Development control or planning control is the element of the United Kingdom's system of town and country planning through which local government regulates land use and new building. It relies on the "plan-led system" whereby development plans are formed and the public consulted. Subsequent development requires planning permission, which will be granted or refused with reference to the development plan as a material consideration.
There are 421 Local Planning Authorities (LPAs) in the United Kingdom. Generally they are the local borough or district council or a unitary authority. Development involving mining, minerals or waste disposal matters is dealt with by county councils in non-metropolitan areas. Within national parks, it is the National Park Authority that determines planning applications.
The legal framework for land use zoning in Australia is established by States and Territories, hence each State or Territory has different zoning rules. Land use zones are generally defined at local government level, and most often called Planning Schemes.
|State / Territory||Planning Framework||Land Use regulation|
|ACT||Territory Plan 2008||Land Use Policy|
|NT||Planning Act||Planning Scheme|
|NSW||Environmental Planning and Assessment Act 1979||Local Environmental Plans (LEP)|

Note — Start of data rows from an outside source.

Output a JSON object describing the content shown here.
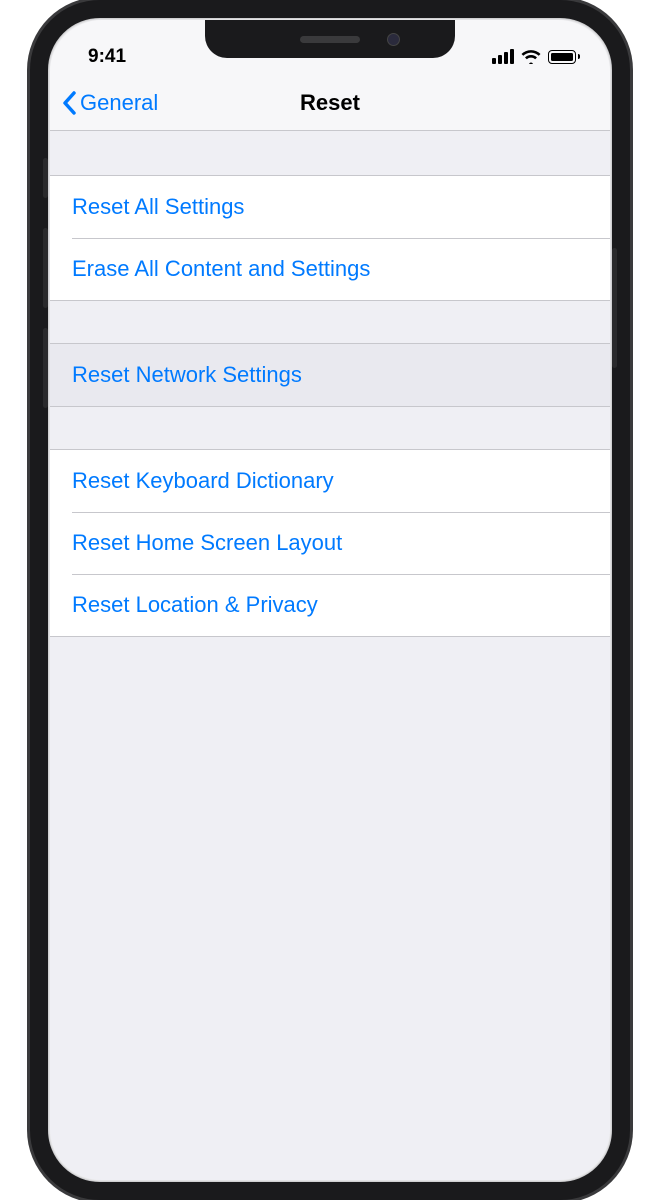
{
  "status": {
    "time": "9:41"
  },
  "nav": {
    "back_label": "General",
    "title": "Reset"
  },
  "groups": [
    {
      "items": [
        {
          "label": "Reset All Settings",
          "selected": false
        },
        {
          "label": "Erase All Content and Settings",
          "selected": false
        }
      ]
    },
    {
      "items": [
        {
          "label": "Reset Network Settings",
          "selected": true
        }
      ]
    },
    {
      "items": [
        {
          "label": "Reset Keyboard Dictionary",
          "selected": false
        },
        {
          "label": "Reset Home Screen Layout",
          "selected": false
        },
        {
          "label": "Reset Location & Privacy",
          "selected": false
        }
      ]
    }
  ]
}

|QLD||Integrated Planning Act 1997||Planning Schemes|
|SA||Development Act 1993||Development Plan|
|TAS||Land Use Planning and Approvals Act 1993||Planning Schemes|
|VIC||Planning and Environment Act 1987||Planning Schemes|

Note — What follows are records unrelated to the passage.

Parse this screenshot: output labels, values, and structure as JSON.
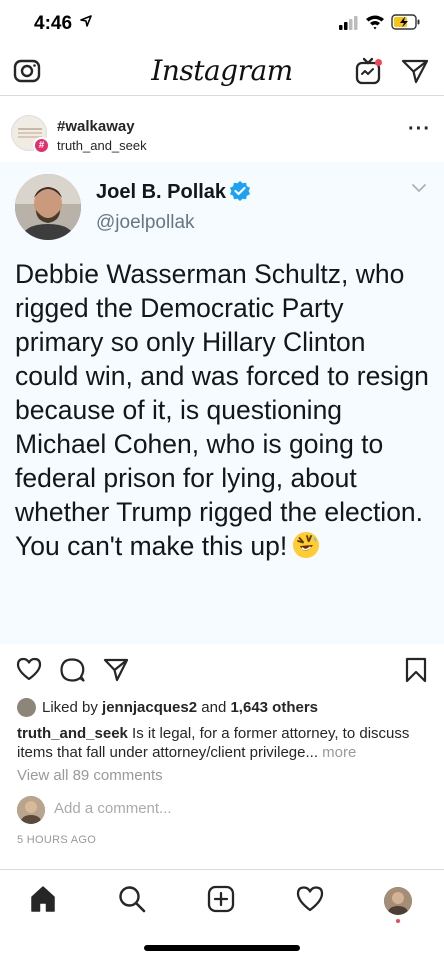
{
  "status_bar": {
    "time": "4:46"
  },
  "nav": {
    "logo": "Instagram"
  },
  "post": {
    "title": "#walkaway",
    "subtitle": "truth_and_seek",
    "badge": "#",
    "more": "···"
  },
  "tweet": {
    "name": "Joel B. Pollak",
    "handle": "@joelpollak",
    "text": "Debbie Wasserman Schultz, who rigged the Democratic Party primary so only Hillary Clinton could win, and was forced to resign because of it, is questioning Michael Cohen, who is going to federal prison for lying, about whether Trump rigged the election. You can't make this up!",
    "emoji": "rolling-on-floor-laughing-emoji"
  },
  "likes": {
    "prefix": "Liked by",
    "user": "jennjacques2",
    "middle": "and",
    "count": "1,643 others"
  },
  "caption": {
    "user": "truth_and_seek",
    "text": " Is it legal, for a former attorney, to discuss items that fall under attorney/client privilege...",
    "more": " more"
  },
  "comments": {
    "view_all": "View all 89 comments",
    "placeholder": "Add a comment..."
  },
  "time_ago": "5 HOURS AGO",
  "colors": {
    "verified": "#1da1f2",
    "accent": "#ed4956",
    "tweet_bg": "#f5fbfe"
  }
}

|WA||Planning and Development Act 2005||Planning Schemes|
Statutory planning otherwise known as town planning, development control or development management, refers to the part of the planning process that is concerned with the regulation and management of changes to land use and development.
New Zealand's planning system is grounded in effects-based Performance Zoning under the Resource Management Act.

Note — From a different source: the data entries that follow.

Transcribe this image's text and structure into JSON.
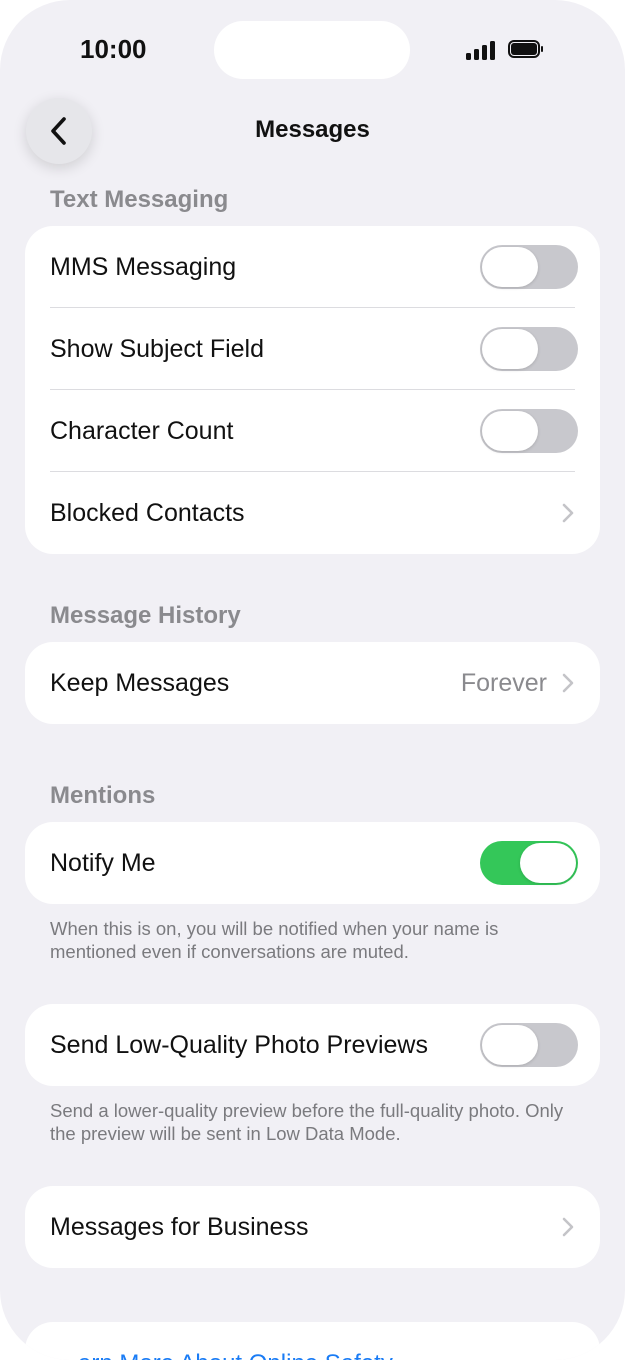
{
  "status_bar": {
    "time": "10:00"
  },
  "nav": {
    "title": "Messages"
  },
  "sections": {
    "text_messaging": {
      "header": "Text Messaging",
      "mms_label": "MMS Messaging",
      "subject_label": "Show Subject Field",
      "charcount_label": "Character Count",
      "blocked_label": "Blocked Contacts",
      "toggles": {
        "mms": false,
        "subject": false,
        "charcount": false
      }
    },
    "message_history": {
      "header": "Message History",
      "keep_label": "Keep Messages",
      "keep_value": "Forever"
    },
    "mentions": {
      "header": "Mentions",
      "notify_label": "Notify Me",
      "notify_on": true,
      "footnote": "When this is on, you will be notified when your name is mentioned even if conversations are muted."
    },
    "low_quality": {
      "label": "Send Low-Quality Photo Previews",
      "on": false,
      "footnote": "Send a lower-quality preview before the full-quality photo. Only the preview will be sent in Low Data Mode."
    },
    "business": {
      "label": "Messages for Business"
    },
    "learn_more": {
      "label": "arn More About Online Safety"
    }
  },
  "colors": {
    "toggle_on": "#34c759",
    "toggle_off": "#c8c8cd",
    "link": "#1a7cf5",
    "background": "#f1f0f5"
  },
  "icons": {
    "back": "chevron-left-icon",
    "disclosure": "chevron-right-icon"
  }
}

- ↑ E.g., Lefcoe, George, "The Regulation of Superstores: The Legality of Zoning Ordinances Emerging from the Skirmishes between Wal-Mart and the United Food and Commercial Workers Union" (April 2005). USC Law, Legal Studies Research Paper No. 05-12; and USC Law and Economics Research Paper No. 05-12. Available at SSRN or [10.2139/ssrn.10.2139/ssrn.712801 DOI]
- ↑ Town and Country Planning Act 1990
- ↑ http://www.bmvbs.de/
- ↑ E.g., Maryland Code Article 66B, § 2.01(b) grants zoning powers to the City of Baltimore, while § 2.01(c) limits the grant of powers.
- ↑ Village of Euclid, Ohio v. Ambler Realty Co. (1926)
- ↑ Houston Chronicle, 12-10, 2007
- ↑ Planetizen
- ↑ Village of Euclid v. Ambler Realty Co., 272 U.S. 365, 71 L.Ed. 303, 47 S.Ct. 114 (1926).
- ↑ Gleeson B. and Low N., Australian Urban Planning: New Challenges, New Agendas, Allen & Unwin, St Leonards, 2000.
- Bassett, E.M. The master plan, with a discussion of the theory of community land planning legislation. New York: Russell Sage foundation, 1938.
- Bassett, E. M. Zoning. New York: Russell Sage Foundation, 1940
- Crenex - Zoning Maps - Links to zoning maps and planning commissions of 50 most populous cities in the US.
- New York City Department of City Planning - Zoning History
- Schindler's Land Use Page (Michigan State University Extension Land Use Team)
- Land Policy Institute at Michigan State University